§ WORK ITEM
Scan the listing below and copy each line holding the word "blender".

-------- DATA PROVIDED

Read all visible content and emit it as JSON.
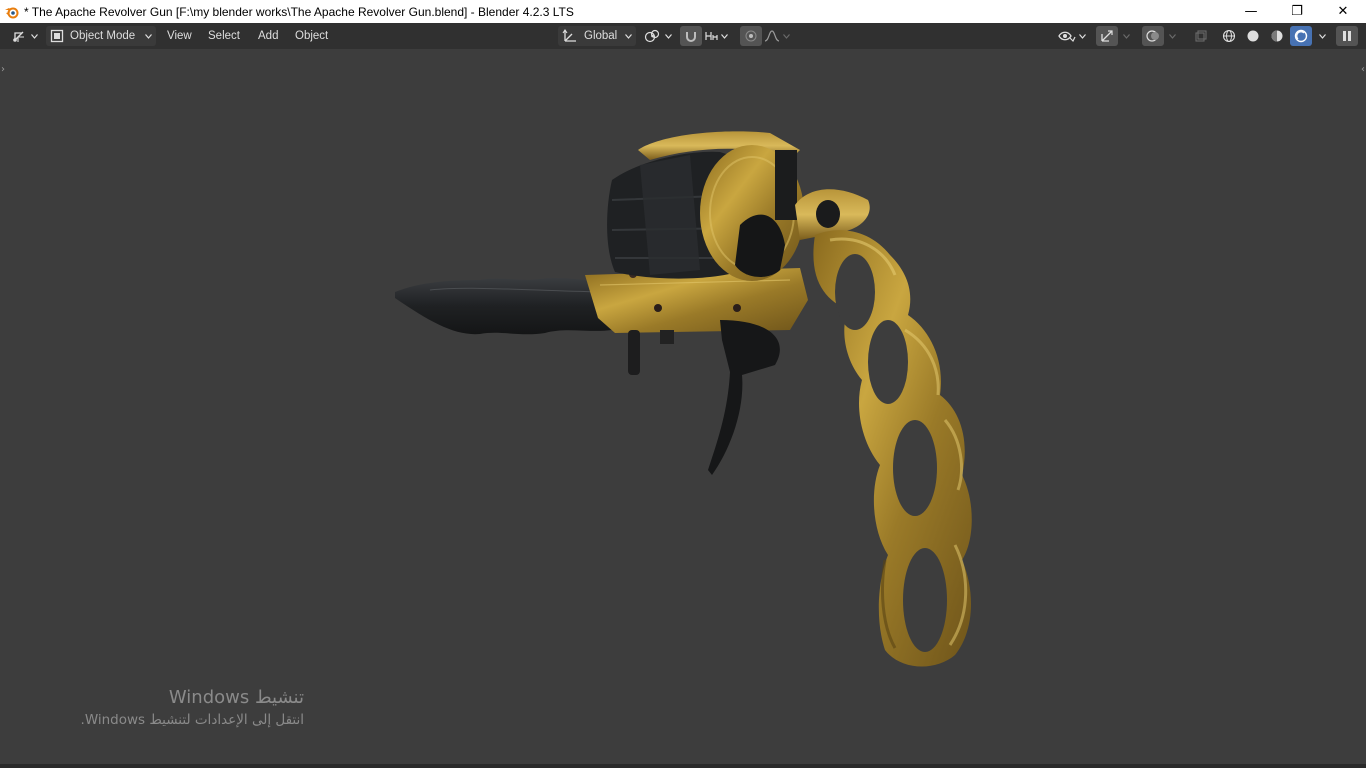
{
  "window": {
    "title": "* The Apache Revolver Gun [F:\\my blender works\\The Apache Revolver Gun.blend] - Blender 4.2.3 LTS",
    "app_icon": "blender-logo-icon",
    "controls": {
      "minimize": "—",
      "restore": "❐",
      "close": "✕"
    }
  },
  "header": {
    "editor_type_icon": "3d-viewport-icon",
    "mode": "Object Mode",
    "menus": [
      "View",
      "Select",
      "Add",
      "Object"
    ],
    "transform_orientation": "Global",
    "icons": {
      "orientation": "transform-orientation-icon",
      "pivot": "pivot-point-icon",
      "snap": "snap-magnet-icon",
      "snap_target": "snap-increment-icon",
      "proportional": "proportional-editing-icon",
      "falloff": "falloff-curve-icon",
      "visibility": "object-visibility-icon",
      "gizmo": "gizmo-icon",
      "overlay": "overlay-icon",
      "xray": "xray-icon",
      "wireframe": "wireframe-shading-icon",
      "solid": "solid-shading-icon",
      "material": "material-preview-icon",
      "rendered": "rendered-shading-icon",
      "pause": "pause-render-icon"
    },
    "colors": {
      "active_blue": "#4772b3",
      "header_bg": "#303030"
    }
  },
  "viewport": {
    "background": "#3d3d3d",
    "object": "Apache revolver with brass knuckle grip and folding knife",
    "activation_watermark": {
      "line1": "تنشيط Windows",
      "line2": "انتقل إلى الإعدادات لتنشيط Windows."
    }
  }
}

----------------

§ EXPECTED ANSWER
    "title": "* The Apache Revolver Gun [F:\\my blender works\\The Apache Revolver Gun.blend] - Blender 4.2.3 LTS",
    "app_icon": "blender-logo-icon",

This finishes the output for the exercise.